We are, I believe, at a significant inflection point in the United States labor market, and therefore I believe the entire supply chain.
As most of you are probably at least generally aware, Delphi, the $30 billion auto parts company that was once an arm of GM but then spun off as a separate, publicly traded company in 1999, filed for bankruptcy protection last autumn. It did so under the leadership of new CEO Steve Miller, who is a tough cookie, to put it mildly. He has been public and blunt about the uncompetitive cost position Delphi finds itself in.
Since then, there has been an interesting public and private dance between Delphi, General Motors, and the United Auto Workers Union. To make a long story short, GM is involved not only because Delphi remains a major supplier, but because the already ailing OEM might be on the hook for some of Delphi’s “legacy” pension and healthcare costs if Delphi can’t pay them. Delphi is also seeking major price increases from GM for what it says are money-losing contractual agreements.
Last week, the other shoe dropped. Delphi filed part of its re-organization recommendations to the bankruptcy court. These included a call to cancel at current prices $5 billion in parts contracts with GM, close many U.S and European manufacturing plants, and for the court to throw out the current union contract. Currently, the highest paid workers get over $27.00 an hour and many more dollars in benefits. Miller is proposing that by 2007 the top wage would be only $16.50 per hour, with significant reduction in net benefit expenses as well.
So here is my thesis: either Delphi will succeed in this move, which will really be the beginning of the end of high manufacturing wages that are not governed really by the supply and demand for labor; or, this will start a real political and economic backlash that could likely end in protectionist moves in Washington.
Either path has significant supply chain management ramifications.
While obviously there has been great concern over “offshoring” and the supposed loss of U.S. jobs overseas, the reality is that the concern has been unable to generate any popular or political critical mass. While there is evidence that pressure from overseas sources has kept manufacturing wage growth in the U.S low compared to our history since the Depression, usually the most noticeable impact has been on the jobs themselves. The plant closes or it doesn’t.
This is different. The auto industry still has such a substantial impact on the country’s psyche and economy, with huge concentrations of employees in many locations, that this won’t get “lost in the news.” Besides shuttering more than 20 plants, Delphi is asking for almost a 50% reduction is total wages. That’s a big number – unprecedented, really.

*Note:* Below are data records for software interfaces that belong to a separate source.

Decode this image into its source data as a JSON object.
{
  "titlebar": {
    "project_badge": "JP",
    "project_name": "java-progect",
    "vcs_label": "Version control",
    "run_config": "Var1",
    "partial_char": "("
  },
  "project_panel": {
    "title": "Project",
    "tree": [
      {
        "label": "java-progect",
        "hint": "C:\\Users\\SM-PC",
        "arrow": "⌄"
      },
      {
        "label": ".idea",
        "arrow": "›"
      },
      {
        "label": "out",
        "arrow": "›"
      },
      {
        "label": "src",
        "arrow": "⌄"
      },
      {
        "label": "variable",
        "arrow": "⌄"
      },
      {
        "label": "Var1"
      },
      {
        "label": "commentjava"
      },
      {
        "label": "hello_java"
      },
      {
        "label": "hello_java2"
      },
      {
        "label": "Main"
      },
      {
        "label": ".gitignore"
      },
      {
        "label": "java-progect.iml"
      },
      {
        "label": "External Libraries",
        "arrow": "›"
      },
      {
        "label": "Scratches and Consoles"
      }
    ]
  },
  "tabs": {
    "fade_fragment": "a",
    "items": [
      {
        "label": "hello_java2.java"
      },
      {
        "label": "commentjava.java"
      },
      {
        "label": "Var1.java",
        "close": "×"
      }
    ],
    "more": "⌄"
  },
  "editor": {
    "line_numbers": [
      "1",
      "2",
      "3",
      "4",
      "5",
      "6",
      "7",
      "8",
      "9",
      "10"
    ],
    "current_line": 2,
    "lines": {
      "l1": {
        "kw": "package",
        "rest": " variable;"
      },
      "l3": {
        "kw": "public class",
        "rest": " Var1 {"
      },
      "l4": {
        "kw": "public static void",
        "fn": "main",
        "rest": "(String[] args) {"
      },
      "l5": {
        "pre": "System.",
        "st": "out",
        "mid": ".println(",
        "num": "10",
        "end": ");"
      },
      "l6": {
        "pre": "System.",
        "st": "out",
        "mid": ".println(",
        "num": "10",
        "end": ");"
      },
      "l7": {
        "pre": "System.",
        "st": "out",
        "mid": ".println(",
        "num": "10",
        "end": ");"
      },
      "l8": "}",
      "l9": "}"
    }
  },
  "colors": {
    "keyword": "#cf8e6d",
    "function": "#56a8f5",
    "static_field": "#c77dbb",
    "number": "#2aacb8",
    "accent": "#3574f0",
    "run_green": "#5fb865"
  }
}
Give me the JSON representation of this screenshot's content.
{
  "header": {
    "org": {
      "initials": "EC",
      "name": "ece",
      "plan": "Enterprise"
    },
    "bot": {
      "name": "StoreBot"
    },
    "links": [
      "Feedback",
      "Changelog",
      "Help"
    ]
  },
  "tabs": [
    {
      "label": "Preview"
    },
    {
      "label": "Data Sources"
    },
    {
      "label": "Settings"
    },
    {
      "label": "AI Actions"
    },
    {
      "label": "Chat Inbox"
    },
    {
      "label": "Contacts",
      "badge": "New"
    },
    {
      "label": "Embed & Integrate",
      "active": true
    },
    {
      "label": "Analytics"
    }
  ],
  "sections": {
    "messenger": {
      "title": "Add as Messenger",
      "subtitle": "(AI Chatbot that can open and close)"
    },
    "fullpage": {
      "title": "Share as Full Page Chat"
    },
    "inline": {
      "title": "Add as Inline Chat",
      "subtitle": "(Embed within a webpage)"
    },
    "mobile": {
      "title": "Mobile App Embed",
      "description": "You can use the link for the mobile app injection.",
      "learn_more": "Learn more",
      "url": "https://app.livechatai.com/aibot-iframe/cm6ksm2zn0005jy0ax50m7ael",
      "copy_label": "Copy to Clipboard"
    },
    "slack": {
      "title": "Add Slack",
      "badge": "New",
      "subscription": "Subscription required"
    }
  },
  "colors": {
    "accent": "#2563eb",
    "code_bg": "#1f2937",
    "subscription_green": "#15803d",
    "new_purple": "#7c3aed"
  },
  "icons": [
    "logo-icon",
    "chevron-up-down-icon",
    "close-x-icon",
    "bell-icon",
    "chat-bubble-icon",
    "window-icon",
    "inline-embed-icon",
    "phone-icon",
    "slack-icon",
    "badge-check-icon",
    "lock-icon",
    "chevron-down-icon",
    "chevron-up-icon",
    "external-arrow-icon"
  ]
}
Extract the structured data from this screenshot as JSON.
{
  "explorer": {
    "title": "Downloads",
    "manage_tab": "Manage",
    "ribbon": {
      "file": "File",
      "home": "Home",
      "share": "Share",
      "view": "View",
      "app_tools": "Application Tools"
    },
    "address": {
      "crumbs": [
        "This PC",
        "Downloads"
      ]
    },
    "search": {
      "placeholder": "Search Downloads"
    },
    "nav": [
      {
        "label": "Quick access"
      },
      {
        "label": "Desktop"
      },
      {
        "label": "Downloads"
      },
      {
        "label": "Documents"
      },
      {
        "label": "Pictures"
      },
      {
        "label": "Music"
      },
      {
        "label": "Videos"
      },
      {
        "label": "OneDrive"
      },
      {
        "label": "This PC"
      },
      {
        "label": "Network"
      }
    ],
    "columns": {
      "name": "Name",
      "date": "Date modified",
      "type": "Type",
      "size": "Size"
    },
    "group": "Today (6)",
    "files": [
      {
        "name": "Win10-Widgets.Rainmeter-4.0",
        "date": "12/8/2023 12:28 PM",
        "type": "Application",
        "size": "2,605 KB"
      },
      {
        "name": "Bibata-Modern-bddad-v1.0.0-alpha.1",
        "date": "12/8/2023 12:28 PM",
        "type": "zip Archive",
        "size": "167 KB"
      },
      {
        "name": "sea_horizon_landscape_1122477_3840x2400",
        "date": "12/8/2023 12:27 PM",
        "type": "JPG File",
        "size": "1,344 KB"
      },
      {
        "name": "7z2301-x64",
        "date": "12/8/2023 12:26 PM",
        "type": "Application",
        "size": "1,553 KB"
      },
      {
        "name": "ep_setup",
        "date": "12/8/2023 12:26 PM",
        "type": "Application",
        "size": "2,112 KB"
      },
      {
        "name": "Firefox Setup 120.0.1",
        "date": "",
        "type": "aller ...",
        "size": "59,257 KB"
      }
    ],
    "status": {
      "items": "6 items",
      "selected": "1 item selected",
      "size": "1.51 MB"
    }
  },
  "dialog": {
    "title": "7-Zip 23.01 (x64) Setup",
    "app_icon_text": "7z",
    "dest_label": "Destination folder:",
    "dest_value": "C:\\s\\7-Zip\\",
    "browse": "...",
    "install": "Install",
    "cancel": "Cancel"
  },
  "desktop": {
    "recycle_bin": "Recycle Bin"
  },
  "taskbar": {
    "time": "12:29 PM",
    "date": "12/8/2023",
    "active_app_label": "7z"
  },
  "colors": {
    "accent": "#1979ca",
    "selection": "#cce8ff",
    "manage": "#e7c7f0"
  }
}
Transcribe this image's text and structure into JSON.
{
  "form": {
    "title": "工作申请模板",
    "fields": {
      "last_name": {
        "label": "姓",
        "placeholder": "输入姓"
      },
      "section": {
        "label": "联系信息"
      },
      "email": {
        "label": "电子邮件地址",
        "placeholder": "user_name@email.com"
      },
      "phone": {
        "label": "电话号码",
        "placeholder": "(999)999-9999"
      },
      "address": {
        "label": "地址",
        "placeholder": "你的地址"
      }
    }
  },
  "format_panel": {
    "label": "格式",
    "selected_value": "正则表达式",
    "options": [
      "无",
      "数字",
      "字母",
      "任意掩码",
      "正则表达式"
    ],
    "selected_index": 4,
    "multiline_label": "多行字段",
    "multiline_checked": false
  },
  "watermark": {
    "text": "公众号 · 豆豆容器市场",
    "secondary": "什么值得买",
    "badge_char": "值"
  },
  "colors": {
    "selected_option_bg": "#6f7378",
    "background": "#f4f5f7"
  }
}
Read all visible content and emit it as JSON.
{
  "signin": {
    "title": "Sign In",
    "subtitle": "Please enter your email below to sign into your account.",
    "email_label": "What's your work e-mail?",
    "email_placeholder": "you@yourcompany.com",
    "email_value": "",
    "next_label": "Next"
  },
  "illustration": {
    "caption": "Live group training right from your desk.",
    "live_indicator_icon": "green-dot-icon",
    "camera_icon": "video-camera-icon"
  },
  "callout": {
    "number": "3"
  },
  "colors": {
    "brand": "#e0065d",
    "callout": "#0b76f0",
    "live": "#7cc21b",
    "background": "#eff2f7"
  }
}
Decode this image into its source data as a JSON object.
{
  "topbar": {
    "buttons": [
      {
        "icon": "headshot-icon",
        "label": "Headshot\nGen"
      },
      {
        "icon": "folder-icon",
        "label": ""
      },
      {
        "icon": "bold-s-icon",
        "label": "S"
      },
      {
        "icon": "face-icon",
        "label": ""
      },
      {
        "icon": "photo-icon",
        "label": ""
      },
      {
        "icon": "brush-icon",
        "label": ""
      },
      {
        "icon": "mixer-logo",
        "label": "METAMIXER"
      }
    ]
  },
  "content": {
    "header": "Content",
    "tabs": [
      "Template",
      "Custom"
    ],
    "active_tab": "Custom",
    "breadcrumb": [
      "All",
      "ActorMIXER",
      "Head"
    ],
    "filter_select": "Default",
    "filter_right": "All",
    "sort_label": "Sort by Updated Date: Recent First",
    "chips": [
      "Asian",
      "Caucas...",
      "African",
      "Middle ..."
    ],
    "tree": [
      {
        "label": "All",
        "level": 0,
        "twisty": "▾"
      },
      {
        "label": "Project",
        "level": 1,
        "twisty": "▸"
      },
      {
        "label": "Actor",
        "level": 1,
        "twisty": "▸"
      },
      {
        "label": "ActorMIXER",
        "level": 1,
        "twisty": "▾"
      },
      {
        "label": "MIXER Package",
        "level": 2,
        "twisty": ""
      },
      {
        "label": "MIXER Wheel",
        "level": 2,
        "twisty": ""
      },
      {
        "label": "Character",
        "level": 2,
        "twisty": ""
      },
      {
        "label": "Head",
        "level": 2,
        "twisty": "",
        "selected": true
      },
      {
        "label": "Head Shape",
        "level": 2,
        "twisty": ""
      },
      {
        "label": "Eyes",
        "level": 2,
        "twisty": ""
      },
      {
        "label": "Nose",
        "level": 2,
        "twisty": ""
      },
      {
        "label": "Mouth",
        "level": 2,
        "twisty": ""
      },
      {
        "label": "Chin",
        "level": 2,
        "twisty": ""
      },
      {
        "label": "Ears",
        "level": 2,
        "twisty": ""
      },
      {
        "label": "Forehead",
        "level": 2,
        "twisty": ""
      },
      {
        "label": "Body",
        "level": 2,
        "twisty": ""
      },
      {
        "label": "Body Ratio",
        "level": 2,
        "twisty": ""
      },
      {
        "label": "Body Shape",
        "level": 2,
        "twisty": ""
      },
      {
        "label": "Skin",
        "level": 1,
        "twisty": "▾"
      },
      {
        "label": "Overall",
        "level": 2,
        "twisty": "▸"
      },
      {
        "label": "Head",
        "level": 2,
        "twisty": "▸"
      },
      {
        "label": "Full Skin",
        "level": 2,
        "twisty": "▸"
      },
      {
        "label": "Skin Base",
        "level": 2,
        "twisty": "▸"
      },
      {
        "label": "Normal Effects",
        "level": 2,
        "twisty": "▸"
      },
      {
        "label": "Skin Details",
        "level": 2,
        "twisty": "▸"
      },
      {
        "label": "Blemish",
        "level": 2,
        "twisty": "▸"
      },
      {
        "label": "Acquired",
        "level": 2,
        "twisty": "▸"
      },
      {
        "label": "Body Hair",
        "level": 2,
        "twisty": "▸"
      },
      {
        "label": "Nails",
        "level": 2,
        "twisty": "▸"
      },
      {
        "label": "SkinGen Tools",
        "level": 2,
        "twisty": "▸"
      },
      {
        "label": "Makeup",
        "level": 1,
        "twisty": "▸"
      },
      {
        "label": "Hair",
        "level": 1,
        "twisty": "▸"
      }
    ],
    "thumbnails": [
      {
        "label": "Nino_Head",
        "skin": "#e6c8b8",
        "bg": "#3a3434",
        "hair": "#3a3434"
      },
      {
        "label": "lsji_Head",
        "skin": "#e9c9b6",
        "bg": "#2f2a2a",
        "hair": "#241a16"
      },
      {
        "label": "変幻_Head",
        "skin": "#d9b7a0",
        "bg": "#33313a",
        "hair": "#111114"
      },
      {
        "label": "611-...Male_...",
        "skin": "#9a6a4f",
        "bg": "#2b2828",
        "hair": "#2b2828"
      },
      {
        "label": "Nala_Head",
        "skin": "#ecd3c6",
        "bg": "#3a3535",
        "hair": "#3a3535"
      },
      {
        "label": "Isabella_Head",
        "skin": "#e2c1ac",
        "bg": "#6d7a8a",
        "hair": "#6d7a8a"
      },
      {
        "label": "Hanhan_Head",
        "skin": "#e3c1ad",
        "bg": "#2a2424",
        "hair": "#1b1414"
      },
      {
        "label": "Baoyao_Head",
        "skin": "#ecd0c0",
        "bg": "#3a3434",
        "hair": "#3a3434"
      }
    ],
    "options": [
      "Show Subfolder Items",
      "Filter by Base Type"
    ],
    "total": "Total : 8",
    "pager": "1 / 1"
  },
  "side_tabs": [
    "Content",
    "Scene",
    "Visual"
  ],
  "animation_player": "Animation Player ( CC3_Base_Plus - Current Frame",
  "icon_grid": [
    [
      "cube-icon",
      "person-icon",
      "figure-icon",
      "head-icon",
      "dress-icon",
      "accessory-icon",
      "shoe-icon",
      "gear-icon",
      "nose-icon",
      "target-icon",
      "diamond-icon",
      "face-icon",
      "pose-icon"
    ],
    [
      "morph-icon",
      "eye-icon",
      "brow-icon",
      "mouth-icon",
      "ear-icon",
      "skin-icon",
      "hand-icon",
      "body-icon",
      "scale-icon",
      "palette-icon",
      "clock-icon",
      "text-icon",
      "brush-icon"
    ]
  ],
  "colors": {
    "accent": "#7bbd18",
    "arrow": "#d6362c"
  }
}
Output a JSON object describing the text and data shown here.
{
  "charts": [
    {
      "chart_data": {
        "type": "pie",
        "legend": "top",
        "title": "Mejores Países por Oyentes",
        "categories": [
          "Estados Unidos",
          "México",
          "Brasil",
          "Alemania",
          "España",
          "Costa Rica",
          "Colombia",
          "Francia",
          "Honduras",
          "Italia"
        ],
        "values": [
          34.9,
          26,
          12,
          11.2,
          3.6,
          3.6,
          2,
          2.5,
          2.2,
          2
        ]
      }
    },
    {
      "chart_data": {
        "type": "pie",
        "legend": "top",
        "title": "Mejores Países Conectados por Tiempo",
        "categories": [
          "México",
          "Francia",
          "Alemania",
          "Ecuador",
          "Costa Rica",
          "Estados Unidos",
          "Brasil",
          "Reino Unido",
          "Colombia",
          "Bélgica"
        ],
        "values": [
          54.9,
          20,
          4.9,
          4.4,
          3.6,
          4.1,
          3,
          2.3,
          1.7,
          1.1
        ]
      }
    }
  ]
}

If Delphi is ultimately successful, I believe it will signal the end of manufacturing and union wages really being much above that would be set by supply and demand. Because the auto industry really defined the top of the union position on the way up, if it is hammered back like this, there will be a similar long shadow across other industries and companies on the way down. We may look back on the last half of the 20th century as a unique period really in history in which non-skilled labor was able to command such a premium over the wages it would gain from pure market forces. Think about that. In all of history, this has really only been the case meaningfully for about 50 years.
As a result, over time, especially as labor costs in China continue to rise, the marginal benefit of offshoring there will diminish. The benefits of automation over time will marginally shrink as wage pressure really slows, at least if you were a high wage payer.
On the other hand….the UAW is quite likely to strike rather than except this Delphi haircut, with potentially devastating effects for Delphi and GM, which itself could slide into bankruptcy from the resulting parts shortage.
In addition, the Delphi move could trigger protectionist legislation in Washington. The potential for such legislation has long been percolating under the surface, increasingly stoked not only by the unions and like-minded politicians, but nightly diatribes by the CNN’s Lou Dobbs and others.
I just returned from the always excellent Supply Chain Executive Forum at The Logistics Institute at Georgia Tech, and Dr. John Langley’s gathering of Supply Chain executives heard a number of presenters reference potential U.S. protectionism generally as perhaps the major threat to the growth of the global supply chain, apart from any of the fallout I think could happen from Delphi.
The upshot – the goods you are sourcing from China and perhaps other spots now could get a lot more expensive.
In either of my scenarios, the rate of growth of offshoring slows, but just how that happens and the type of SCM impact vary dramatically with each path. And continuing what has been a strong theme lately in this SCDigest pages, we’d suggest really looking at multiple scenarios in your supply chain strategy and network design (see Building A Flexible Supply Chain Network, a placing a strong premium on building in supply chain agility.
Do you believe the Delphi labor issue can be a real inflection point in the direction of manufacturing wages and protectionism? Why or why not? What do you believe is the likely outcome of all this? Let us know your thoughts.